Dataset rows for apps and sites
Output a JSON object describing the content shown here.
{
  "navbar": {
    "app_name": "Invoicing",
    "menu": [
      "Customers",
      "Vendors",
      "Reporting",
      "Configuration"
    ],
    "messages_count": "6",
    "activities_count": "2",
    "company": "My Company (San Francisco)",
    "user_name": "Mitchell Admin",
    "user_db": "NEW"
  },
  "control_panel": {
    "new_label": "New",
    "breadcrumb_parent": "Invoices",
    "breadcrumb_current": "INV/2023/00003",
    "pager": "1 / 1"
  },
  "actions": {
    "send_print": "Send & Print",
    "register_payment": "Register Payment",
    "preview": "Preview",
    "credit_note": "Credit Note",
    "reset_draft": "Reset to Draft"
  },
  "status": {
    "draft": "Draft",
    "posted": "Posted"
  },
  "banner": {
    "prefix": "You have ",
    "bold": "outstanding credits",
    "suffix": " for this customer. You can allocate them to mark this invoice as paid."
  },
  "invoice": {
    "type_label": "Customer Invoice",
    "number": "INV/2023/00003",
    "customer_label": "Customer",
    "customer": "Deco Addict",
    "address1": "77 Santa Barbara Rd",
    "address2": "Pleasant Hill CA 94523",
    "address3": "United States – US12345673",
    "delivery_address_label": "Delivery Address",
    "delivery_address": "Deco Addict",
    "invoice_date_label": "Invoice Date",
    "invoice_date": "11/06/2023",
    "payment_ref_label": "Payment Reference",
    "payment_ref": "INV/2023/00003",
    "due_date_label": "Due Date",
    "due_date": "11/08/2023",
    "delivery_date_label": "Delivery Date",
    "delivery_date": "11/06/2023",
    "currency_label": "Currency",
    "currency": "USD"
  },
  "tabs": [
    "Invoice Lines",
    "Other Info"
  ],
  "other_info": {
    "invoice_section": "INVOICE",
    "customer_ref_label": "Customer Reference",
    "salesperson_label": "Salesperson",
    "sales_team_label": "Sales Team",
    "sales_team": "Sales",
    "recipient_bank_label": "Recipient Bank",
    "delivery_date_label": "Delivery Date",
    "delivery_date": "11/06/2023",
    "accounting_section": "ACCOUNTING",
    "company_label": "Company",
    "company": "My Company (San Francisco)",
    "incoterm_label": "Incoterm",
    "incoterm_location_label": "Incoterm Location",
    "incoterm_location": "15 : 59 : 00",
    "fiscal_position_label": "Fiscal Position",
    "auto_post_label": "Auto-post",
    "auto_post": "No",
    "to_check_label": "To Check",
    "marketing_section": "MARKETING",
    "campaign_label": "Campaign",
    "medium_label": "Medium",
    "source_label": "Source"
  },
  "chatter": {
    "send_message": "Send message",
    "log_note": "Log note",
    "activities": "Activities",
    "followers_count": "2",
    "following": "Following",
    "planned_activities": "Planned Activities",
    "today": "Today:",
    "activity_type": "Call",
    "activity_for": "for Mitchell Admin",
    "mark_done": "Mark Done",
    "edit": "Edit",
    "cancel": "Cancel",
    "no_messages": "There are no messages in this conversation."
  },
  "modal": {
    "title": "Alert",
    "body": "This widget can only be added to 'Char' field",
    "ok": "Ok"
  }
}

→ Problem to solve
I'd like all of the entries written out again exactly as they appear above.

→ Result of this task
Output a JSON object describing the content shown here.
{
  "navbar": {
    "app_name": "Invoicing",
    "menu": [
      "Customers",
      "Vendors",
      "Reporting",
      "Configuration"
    ],
    "messages_count": "6",
    "activities_count": "2",
    "company": "My Company (San Francisco)",
    "user_name": "Mitchell Admin",
    "user_db": "NEW"
  },
  "control_panel": {
    "new_label": "New",
    "breadcrumb_parent": "Invoices",
    "breadcrumb_current": "INV/2023/00003",
    "pager": "1 / 1"
  },
  "actions": {
    "send_print": "Send & Print",
    "register_payment": "Register Payment",
    "preview": "Preview",
    "credit_note": "Credit Note",
    "reset_draft": "Reset to Draft"
  },
  "status": {
    "draft": "Draft",
    "posted": "Posted"
  },
  "banner": {
    "prefix": "You have ",
    "bold": "outstanding credits",
    "suffix": " for this customer. You can allocate them to mark this invoice as paid."
  },
  "invoice": {
    "type_label": "Customer Invoice",
    "number": "INV/2023/00003",
    "customer_label": "Customer",
    "customer": "Deco Addict",
    "address1": "77 Santa Barbara Rd",
    "address2": "Pleasant Hill CA 94523",
    "address3": "United States – US12345673",
    "delivery_address_label": "Delivery Address",
    "delivery_address": "Deco Addict",
    "invoice_date_label": "Invoice Date",
    "invoice_date": "11/06/2023",
    "payment_ref_label": "Payment Reference",
    "payment_ref": "INV/2023/00003",
    "due_date_label": "Due Date",
    "due_date": "11/08/2023",
    "delivery_date_label": "Delivery Date",
    "delivery_date": "11/06/2023",
    "currency_label": "Currency",
    "currency": "USD"
  },
  "tabs": [
    "Invoice Lines",
    "Other Info"
  ],
  "other_info": {
    "invoice_section": "INVOICE",
    "customer_ref_label": "Customer Reference",
    "salesperson_label": "Salesperson",
    "sales_team_label": "Sales Team",
    "sales_team": "Sales",
    "recipient_bank_label": "Recipient Bank",
    "delivery_date_label": "Delivery Date",
    "delivery_date": "11/06/2023",
    "accounting_section": "ACCOUNTING",
    "company_label": "Company",
    "company": "My Company (San Francisco)",
    "incoterm_label": "Incoterm",
    "incoterm_location_label": "Incoterm Location",
    "incoterm_location": "15 : 59 : 00",
    "fiscal_position_label": "Fiscal Position",
    "auto_post_label": "Auto-post",
    "auto_post": "No",
    "to_check_label": "To Check",
    "marketing_section": "MARKETING",
    "campaign_label": "Campaign",
    "medium_label": "Medium",
    "source_label": "Source"
  },
  "chatter": {
    "send_message": "Send message",
    "log_note": "Log note",
    "activities": "Activities",
    "followers_count": "2",
    "following": "Following",
    "planned_activities": "Planned Activities",
    "today": "Today:",
    "activity_type": "Call",
    "activity_for": "for Mitchell Admin",
    "mark_done": "Mark Done",
    "edit": "Edit",
    "cancel": "Cancel",
    "no_messages": "There are no messages in this conversation."
  },
  "modal": {
    "title": "Alert",
    "body": "This widget can only be added to 'Char' field",
    "ok": "Ok"
  }
}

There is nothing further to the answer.